NOVA Home Find out what's coming up on air Listing of previous NOVA Web sites NOVA's history Subscribe to the NOVA bulletin Lesson plans and more for teachers NOVA RSS feeds Tell us what you think Program transcripts Buy NOVA videos or DVDs Watch NOVA programs online Answers to frequently asked questions

A Prisoner's Sketchbook


Great Escape homepage

Launch Slide Show A Prisoner's Sketchbook

Several months before the Great Escape, the senior British officer in the Stalag Luft III camp asked fellow prisoner and artist Ley Kenyon to create a visual document of "Harry," the tunnel used the night of March 24, 1944, to make the break. Kenyon obliged, rendering six drawings inside Harry's cramped quarters. The drawings were sealed in a watertight container fabricated from old milk tins and stored in "Dick," an abandoned escape tunnel. When the advancing Russians neared the camp in January 1945, the Germans hastily evacuated the prisoners, who just managed to flood Dick in hopes of deterring a search if the Germans discovered the tunnel. They never did, and when the Russians seized control of the camp, a British officer who had been too ill to evacuate earlier with the other prisoners recovered the drawings and brought them to England; they now reside in the Royal Air Force Museum in London. In this slide show, view these hard-won sketches, along with five others Kenyon made either before or after the famous getaway. To launch the slide show, click on the image at left.—Peter Tyson








  

Send Feedback Image Credits
   
NOVA Home Find out what's coming up on air Listing of previous NOVA Web sites NOVA's history Subscribe to the NOVA bulletin Lesson plans and more for teachers NOVA RSS feeds Tell us what you think Program transcripts Buy NOVA videos or DVDs Watch NOVA programs online Answers to frequently asked questions
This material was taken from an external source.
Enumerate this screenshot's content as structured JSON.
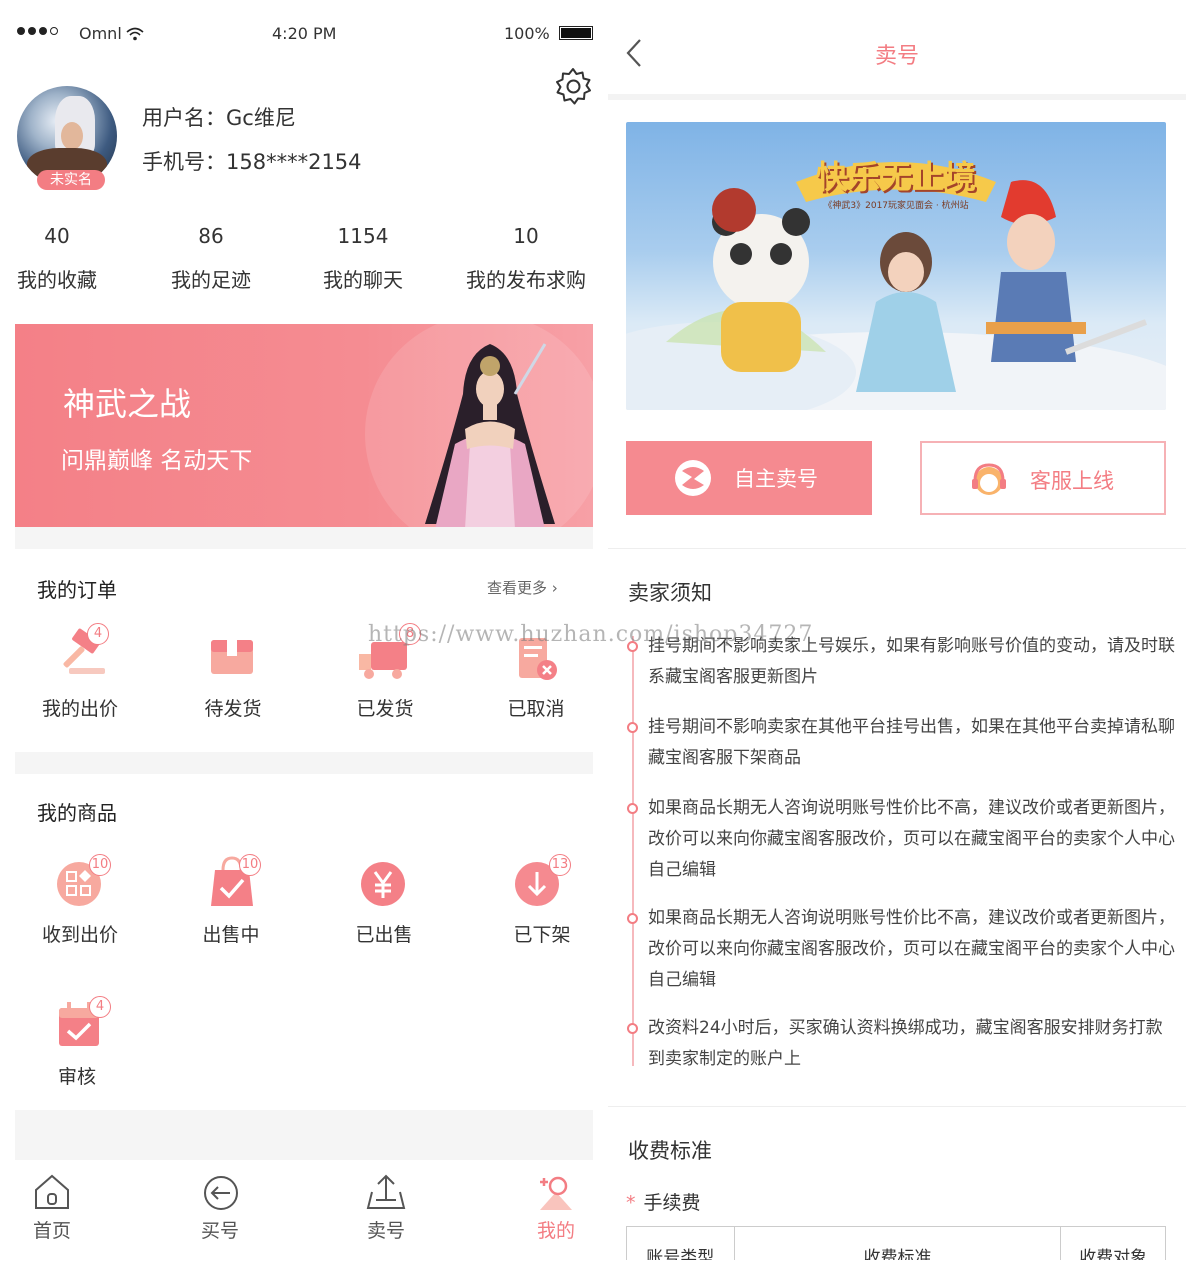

Support provided by

For new content
visit the redesigned
NOVA site